“I’m a normal guy,” he said during a recent interview in Singapore. “I feel ashamed because I feel I’m stealing the contribution of my team. They made it; my job is more, ‘Let’s go do it.'”
Started in 1999, Alibaba International is now the world’s largest online business-to-business marketplace, with more than 500,000 people visiting the site every day and 2.5 million registered users from more than 200 countries. By targeting small and midsize companies, the site, for example, allows a mom-and-pop toy maker in China to sell directly to a shopkeeper in San Francisco.
Meanwhile, Alibaba China has become the largest Chinese-language business-to-business marketplace with around 14 million registered users. The privately held company does not reveal its financial data. However, Alibaba’s deals with Yahoo in 2005 — in which Yahoo took a 40 percent stake in Alibaba, while folding its own China business into Alibaba’s — valued the Chinese company at about $3 billion at the time, said Shaun Rein, managing director of China Market Research Group in Shanghai.
Today, it was announced that Alibaba.com Ltd., operator of China’s largest trading Web site for companies, and its parent may raise as much as HK$10.3 billion ($1.3 billion) in a Hong Kong initial public offering that attracted investors including Yahoo! Inc., according to this Bloomberg article.
So, you might be asking, “Is this where the forty thieves come in?” alluding to the tale of The Thousand and One Nights. We’ll leave that for the financial analysts to consider. But what of the brand? Is it not counter-intuitive for a trading company to choose a name that might be associated with thieves? More about that later, but first: where did Alibaba, the brand name, come from? On a company forum on the Internet, we found this discussion quoting an interview with Alibaba.com’s CEO, Jack Ma:
LH – Now Alibaba… Fancy name, catchy too! But it conjures up, at least to me, something to do with thieves, not legitimate business. Why Alibaba?
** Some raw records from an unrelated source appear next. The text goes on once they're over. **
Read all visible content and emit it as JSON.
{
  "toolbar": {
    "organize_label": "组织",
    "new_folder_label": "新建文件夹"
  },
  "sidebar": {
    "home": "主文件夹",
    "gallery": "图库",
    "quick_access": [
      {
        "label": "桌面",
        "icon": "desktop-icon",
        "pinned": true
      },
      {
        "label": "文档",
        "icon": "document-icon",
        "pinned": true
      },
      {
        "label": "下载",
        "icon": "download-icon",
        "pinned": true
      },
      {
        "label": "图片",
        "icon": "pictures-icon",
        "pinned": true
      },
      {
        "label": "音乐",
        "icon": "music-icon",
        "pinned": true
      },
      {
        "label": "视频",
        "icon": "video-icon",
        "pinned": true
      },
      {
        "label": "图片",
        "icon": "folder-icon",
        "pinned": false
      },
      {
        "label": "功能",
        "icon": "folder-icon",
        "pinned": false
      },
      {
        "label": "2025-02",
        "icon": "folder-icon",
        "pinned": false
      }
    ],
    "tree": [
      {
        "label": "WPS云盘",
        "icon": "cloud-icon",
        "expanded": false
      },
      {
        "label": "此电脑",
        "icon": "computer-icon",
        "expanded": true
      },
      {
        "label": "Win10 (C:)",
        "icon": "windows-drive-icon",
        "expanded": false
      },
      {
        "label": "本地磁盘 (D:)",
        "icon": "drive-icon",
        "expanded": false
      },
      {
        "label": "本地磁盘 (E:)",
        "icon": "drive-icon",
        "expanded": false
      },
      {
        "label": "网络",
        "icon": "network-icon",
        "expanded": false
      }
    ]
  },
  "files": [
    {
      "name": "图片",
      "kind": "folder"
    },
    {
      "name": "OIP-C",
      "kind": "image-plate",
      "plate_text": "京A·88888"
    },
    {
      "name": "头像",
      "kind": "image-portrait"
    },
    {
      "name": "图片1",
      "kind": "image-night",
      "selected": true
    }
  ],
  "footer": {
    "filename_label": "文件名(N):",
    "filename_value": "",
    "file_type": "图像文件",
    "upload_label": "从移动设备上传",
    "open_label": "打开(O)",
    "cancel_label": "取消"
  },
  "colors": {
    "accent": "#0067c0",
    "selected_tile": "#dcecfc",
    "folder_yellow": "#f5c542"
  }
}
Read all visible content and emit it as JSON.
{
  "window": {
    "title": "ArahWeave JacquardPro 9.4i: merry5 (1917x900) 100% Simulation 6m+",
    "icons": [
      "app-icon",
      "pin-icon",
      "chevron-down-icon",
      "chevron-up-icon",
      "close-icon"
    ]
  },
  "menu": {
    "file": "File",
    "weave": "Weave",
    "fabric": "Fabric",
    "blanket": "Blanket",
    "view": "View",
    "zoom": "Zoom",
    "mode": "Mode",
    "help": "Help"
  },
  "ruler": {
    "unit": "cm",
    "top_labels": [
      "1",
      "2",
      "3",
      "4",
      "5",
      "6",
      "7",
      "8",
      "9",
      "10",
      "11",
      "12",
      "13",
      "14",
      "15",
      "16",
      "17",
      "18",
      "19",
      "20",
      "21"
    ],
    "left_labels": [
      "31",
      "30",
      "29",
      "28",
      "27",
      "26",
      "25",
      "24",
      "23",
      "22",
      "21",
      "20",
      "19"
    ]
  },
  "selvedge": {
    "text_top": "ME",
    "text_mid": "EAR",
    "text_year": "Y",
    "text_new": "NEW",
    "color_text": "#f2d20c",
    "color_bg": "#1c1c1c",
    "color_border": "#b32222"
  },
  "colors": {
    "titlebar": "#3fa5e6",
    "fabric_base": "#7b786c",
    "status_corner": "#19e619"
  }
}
JM – One day I was in San Francisco in a coffee shop, and I was thinking Alibaba is a good name. And then a waitress came, and I said do you know about Alibaba? And she said yes. I said what do you know about Alibaba, and she said ‘Open Sesame.’ And I said yes, this is the name! Then I went onto the street and found 30 people and asked them, ‘Do you know Alilbaba’? People from India, people from Germany, people from Tokyo and China… They all knew about Alibaba. Alibaba — open sesame. Alibaba — 40 thieves. Alibaba is not a thief. Alibaba is a kind, smart business person, and he helped the village. So…easy to spell, and global know. Alibaba opens sesame for small- to medium-sized companies. We also registered the name AliMama, in case someone wants to marry us!
Alibaba is a provocation.
Many of the best names are provocations: Virgin, Yahoo, Caterpillar, Fannie Mae, Gap, Banana Republic, Crossfire. To qualify as a provocation, a name must contain what most people would call “negative messages” for the goods and services the name is to represent.
Fortunately, consumers process these negative messages positively. As long as the name maps to one of the positioning points of the brand, consumers never take its meaning literally, and the negative aspects of the name just give it greater depth.
Nothing is more powerful than taking a word with a strong, specific connotation, grabbing a slice of it, mapping that slice to a portion of your positioning, and therefore redefining it. This naming strategy is without question the most powerful one of all.